**Entries from a dataset of interfaces**

- - -

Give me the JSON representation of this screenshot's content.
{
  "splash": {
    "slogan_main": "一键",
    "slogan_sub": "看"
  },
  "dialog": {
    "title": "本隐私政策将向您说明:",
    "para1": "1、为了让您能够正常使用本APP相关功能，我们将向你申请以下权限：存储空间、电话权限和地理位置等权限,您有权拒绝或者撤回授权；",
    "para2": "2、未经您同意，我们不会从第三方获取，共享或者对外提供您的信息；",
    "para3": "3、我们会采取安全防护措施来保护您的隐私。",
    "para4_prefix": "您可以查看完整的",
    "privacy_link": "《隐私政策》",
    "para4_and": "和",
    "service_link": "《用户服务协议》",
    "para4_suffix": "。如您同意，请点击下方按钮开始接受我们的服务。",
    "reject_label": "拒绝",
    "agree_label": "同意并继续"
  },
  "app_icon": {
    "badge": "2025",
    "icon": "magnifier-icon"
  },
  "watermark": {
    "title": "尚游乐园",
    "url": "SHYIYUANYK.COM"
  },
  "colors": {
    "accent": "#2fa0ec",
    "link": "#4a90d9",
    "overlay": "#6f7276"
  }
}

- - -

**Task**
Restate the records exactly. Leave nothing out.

**Expected answer**
Give me the JSON representation of this screenshot's content.
{
  "splash": {
    "slogan_main": "一键",
    "slogan_sub": "看"
  },
  "dialog": {
    "title": "本隐私政策将向您说明:",
    "para1": "1、为了让您能够正常使用本APP相关功能，我们将向你申请以下权限：存储空间、电话权限和地理位置等权限,您有权拒绝或者撤回授权；",
    "para2": "2、未经您同意，我们不会从第三方获取，共享或者对外提供您的信息；",
    "para3": "3、我们会采取安全防护措施来保护您的隐私。",
    "para4_prefix": "您可以查看完整的",
    "privacy_link": "《隐私政策》",
    "para4_and": "和",
    "service_link": "《用户服务协议》",
    "para4_suffix": "。如您同意，请点击下方按钮开始接受我们的服务。",
    "reject_label": "拒绝",
    "agree_label": "同意并继续"
  },
  "app_icon": {
    "badge": "2025",
    "icon": "magnifier-icon"
  },
  "watermark": {
    "title": "尚游乐园",
    "url": "SHYIYUANYK.COM"
  },
  "colors": {
    "accent": "#2fa0ec",
    "link": "#4a90d9",
    "overlay": "#6f7276"
  }
}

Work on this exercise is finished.